Prompt >> Among the entries below, find the lines with the word "Control" and return them.

Records from a data source
§
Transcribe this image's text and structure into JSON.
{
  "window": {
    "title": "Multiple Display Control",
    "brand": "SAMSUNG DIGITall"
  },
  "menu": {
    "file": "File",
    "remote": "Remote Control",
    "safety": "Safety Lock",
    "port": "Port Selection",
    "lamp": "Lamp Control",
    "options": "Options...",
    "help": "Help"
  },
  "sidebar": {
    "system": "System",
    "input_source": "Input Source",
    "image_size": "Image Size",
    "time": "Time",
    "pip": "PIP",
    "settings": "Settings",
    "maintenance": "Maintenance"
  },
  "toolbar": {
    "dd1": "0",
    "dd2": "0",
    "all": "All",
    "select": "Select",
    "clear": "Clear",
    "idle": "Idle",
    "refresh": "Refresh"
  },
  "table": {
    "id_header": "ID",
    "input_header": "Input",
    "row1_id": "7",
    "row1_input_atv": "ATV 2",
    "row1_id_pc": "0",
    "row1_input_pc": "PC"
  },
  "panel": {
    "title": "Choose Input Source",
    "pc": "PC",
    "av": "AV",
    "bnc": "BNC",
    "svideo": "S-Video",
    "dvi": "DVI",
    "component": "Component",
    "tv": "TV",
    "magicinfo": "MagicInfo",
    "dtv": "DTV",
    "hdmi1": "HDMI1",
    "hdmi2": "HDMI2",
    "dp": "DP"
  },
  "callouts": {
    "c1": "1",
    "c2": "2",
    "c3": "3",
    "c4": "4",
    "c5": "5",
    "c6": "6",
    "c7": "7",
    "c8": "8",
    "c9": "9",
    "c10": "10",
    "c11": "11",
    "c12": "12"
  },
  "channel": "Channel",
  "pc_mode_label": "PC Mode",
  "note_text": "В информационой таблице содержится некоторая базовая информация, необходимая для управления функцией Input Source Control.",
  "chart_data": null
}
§
Result for this task >>
    "title": "Multiple Display Control",
    "remote": "Remote Control",
    "lamp": "Lamp Control",
  "note_text": "В информационой таблице содержится некоторая базовая информация, необходимая для управления функцией Input Source Control.",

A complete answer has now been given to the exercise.